Grieving the Pittsburgh Shooting as a Jewish Student


Alek Fleury

Alec Collins, Staff Writer

When I first heard the news about the shooting in Squirrel Hill, Pittsburgh in which a white nationalist murdered 11 members of the Tree of Life synagogue, the first thing I felt, strangely, was annoyance.

“Of course this was bound to happen sometime,” I thought to myself. “But couldn’t it have waited until next week?”

I would have been surprised in that moment to know that in an hour I would set about organizing a vigil for the victims of the shooting.

This initial sensation of paralysis was compounded by the fact that, atypically, I had spent that afternoon alone, which was only reason I was even using my phone.


Many people don’t use their phones on Shabbat, which lasts from Friday night at sundown to Saturday at twilight, because it’s designed as a day of rest and disconnection from the larger world to spend time with friends and family.

This doubles Oct. 27’s tragedy, as millions of observant Jews first learned of the shooting when they turned on their phones after 25 hours of peaceful time with family and friends.

Because I was alone and unable to speak with people affected as deeply as myself by the news, I felt myself slipping into a coma of numbness and cynicism.

Then, about an hour after the headlines had overwhelmed my Facebook feed, I saw a text message from a close friend who was also home by themselves and using technology.

It simply said, “how are you doing?”

I explained that I was really mostly feeling numb. Even as I wrote this, though, I began to feel a sense of comfort. Just this simple message had affected me deeply. In just a few words, my friend has reassured me: “It’s OK to feel overwhelmed. This is a big deal. You’re not overreacting.”

As I continued scrolling through my Facebook feed, I saw an event that a liberal Jewish group from New York that I follow had created: “Havdalah Vigil for Squirrel Hill.”

Not more than five minutes after I had first replied, I sent my friend another message.

“I think I’m going to organize a Havdalah vigil.”

Havdalah is the ceremony at the end of Shabbat; it marks the separation between the rest of the Sabbath and the work of the rest of the week.

I broke the Sabbath in about 10 different ways in the next few hours. It was a blur of text messages, editing prayers, buying candles and gathering supplies.

By the time I arrived in front of the David W. Howe Memorial Library at 6:20 p.m. with three bags of supplies, I was agitated, emotional and nervous. I was comfortable leading Havdalah, but how would everything else go? Would people come?

Suffice it to say, nearly 40 people did come, and things happened as they were meant to. We did Havdalah with the intention of separating ourselves from the pain the day had held.
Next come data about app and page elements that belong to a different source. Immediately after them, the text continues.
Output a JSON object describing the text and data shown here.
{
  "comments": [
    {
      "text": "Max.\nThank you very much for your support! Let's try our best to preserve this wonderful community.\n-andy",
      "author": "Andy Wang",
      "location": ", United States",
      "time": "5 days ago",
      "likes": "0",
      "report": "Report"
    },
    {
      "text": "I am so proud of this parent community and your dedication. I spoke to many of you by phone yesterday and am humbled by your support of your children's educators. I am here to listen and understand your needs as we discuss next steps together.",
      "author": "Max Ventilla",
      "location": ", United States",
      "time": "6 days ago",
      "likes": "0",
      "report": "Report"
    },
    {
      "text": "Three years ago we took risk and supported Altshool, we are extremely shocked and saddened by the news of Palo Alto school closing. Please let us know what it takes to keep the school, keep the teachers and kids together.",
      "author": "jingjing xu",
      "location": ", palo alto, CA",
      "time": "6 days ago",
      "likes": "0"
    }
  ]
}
Together, we recited the traditional Mourner’s prayer, the Kaddish.

We sang a song praising the world’s beauty that was written by a Hungarian Jewish woman named Hannah Szenesh while she was imprisoned in a Nazi concentration camp.
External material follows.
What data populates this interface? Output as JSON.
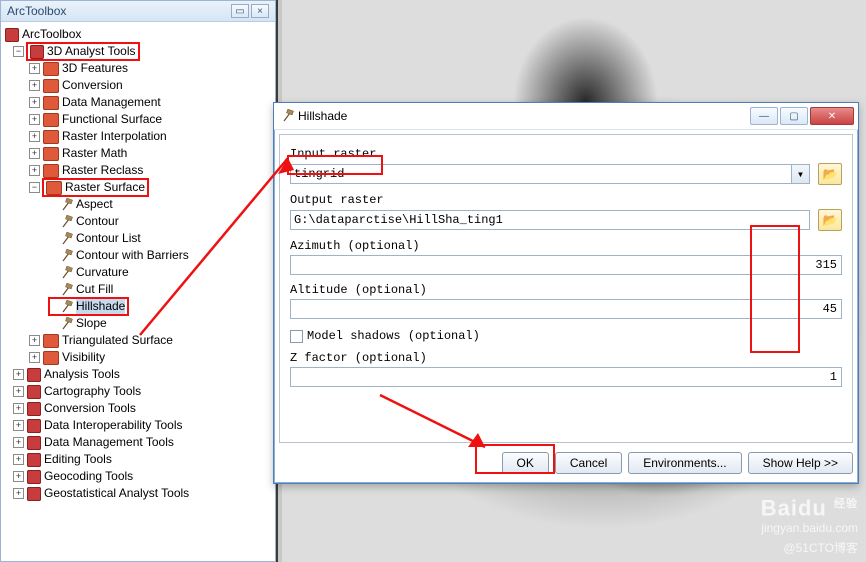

We sang the traditional concluding song, which speaks of the prophet Elijah coming to usher in a world without strife. As the last notes faded away, I finally felt the surge of emotion I had been searching for all day. I first choked back tears, and then I wept.

Across campus, students and faculty had been dealing with the tragedy in their own way.

“It’s hard to see all of the hate that is growing in this world,” said junior Neilah Rovinsky, a member of UVM Hillel’s student board. “To see [this happen to] such a beautiful and socially active synagogue just breaks my heart.”

President Tom Sullivan sent a campus-wide email Oct. 28.

“The Jewish community is in real need of [our support and compassion] now,” he stated. “I know that our caring UVM family will respond with kindness and understanding.”

The next day, UVM Hillel director Matt Vogel sent out his own statement.

“The entire Hillel movement is in mourning as we reflect on the abhorrent murder of Jews who had come together to worship in Pittsburgh,” he stated.

He said that the Hillel house is open all day offering snacks, blankets and a safe space for students to mourn.

Emma Bauer is a Jewish student and leader of Vermont Youth for Gun Sense, a gun reform advocacy organization formed by the student organizers of last spring’s March for our Lives Montpelier rally.

“This past weekend has been filled by immense hopelessness, anger, and fear that my school or my synagogue could be next,” she said.

She said she draws hope from the dedicated survivors and activists she works with.

First-year Alexis Cady, a student from Squirrel Hill, echoed this sentiment while addressing the interfaith gathering that packed City Hall’s Contois Auditorium Oct. 30.

“I never thought this could happen to me,” she said.

She was hoping for a day in which no young person ever has to grapple with the same sense of disbelief and hurt, she said.

How soon that day may come can’t be said, but this week, Jews on campus are yearning for it.